Copy out each line of the material in which the word "участок" appears.

Task input
########
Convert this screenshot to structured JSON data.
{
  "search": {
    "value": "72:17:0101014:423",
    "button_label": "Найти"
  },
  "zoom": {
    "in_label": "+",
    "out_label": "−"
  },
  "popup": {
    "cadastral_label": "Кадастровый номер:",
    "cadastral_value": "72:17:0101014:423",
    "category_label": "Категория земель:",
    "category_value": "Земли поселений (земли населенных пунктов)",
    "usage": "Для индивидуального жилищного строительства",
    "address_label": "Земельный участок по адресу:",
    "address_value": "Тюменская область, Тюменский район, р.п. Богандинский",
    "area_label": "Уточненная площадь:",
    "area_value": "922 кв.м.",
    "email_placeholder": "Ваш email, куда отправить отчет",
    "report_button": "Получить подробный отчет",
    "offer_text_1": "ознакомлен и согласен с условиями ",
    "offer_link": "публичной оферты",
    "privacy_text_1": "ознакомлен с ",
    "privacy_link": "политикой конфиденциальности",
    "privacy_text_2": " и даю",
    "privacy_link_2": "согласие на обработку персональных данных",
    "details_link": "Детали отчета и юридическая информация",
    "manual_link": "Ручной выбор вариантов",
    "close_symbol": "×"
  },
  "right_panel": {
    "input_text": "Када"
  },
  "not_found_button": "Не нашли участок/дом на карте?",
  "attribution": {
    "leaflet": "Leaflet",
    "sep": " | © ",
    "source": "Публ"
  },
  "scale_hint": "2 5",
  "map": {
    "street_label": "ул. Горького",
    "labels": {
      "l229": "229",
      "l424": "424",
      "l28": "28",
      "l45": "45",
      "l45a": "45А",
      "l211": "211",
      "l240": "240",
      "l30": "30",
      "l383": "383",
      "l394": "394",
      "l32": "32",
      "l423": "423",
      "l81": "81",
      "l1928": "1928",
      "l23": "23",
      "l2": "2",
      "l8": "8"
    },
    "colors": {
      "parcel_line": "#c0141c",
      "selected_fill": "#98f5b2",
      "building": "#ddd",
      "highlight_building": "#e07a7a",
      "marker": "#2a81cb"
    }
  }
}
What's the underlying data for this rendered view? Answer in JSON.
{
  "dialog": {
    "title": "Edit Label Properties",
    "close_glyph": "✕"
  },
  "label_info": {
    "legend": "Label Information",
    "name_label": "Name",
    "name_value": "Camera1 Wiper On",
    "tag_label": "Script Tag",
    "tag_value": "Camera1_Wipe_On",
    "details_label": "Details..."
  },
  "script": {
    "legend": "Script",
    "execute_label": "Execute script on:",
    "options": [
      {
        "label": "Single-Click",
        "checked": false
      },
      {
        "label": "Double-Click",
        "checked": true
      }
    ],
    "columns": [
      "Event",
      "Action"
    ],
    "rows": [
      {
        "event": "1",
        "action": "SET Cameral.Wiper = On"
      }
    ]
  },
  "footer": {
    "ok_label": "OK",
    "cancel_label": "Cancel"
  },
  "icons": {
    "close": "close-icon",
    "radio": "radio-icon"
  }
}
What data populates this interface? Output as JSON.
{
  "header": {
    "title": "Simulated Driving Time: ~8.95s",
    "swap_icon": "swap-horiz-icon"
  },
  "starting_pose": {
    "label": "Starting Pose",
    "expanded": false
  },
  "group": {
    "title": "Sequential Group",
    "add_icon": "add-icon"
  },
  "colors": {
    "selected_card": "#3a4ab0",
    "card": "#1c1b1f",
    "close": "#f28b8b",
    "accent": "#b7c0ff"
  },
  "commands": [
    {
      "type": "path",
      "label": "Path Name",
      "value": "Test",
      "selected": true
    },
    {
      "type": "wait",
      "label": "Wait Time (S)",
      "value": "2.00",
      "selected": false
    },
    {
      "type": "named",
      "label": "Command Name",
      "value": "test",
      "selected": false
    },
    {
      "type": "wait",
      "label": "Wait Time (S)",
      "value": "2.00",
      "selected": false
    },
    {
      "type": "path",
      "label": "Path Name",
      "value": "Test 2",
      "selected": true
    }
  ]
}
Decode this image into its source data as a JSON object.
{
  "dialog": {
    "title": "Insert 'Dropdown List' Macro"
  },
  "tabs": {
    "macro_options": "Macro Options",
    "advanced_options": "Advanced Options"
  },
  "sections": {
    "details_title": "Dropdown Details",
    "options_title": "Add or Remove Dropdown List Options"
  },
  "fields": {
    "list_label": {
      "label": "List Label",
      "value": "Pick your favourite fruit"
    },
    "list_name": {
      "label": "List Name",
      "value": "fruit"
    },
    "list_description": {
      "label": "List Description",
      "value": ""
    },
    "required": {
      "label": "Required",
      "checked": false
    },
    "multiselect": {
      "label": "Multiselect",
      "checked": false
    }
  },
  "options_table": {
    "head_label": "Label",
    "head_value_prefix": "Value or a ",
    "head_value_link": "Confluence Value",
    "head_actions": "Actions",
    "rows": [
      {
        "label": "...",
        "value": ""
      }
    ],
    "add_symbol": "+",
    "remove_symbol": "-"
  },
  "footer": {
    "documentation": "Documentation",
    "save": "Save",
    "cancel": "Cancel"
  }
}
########
Finished exercise
    "address_label": "Земельный участок по адресу:",
  "not_found_button": "Не нашли участок/дом на карте?",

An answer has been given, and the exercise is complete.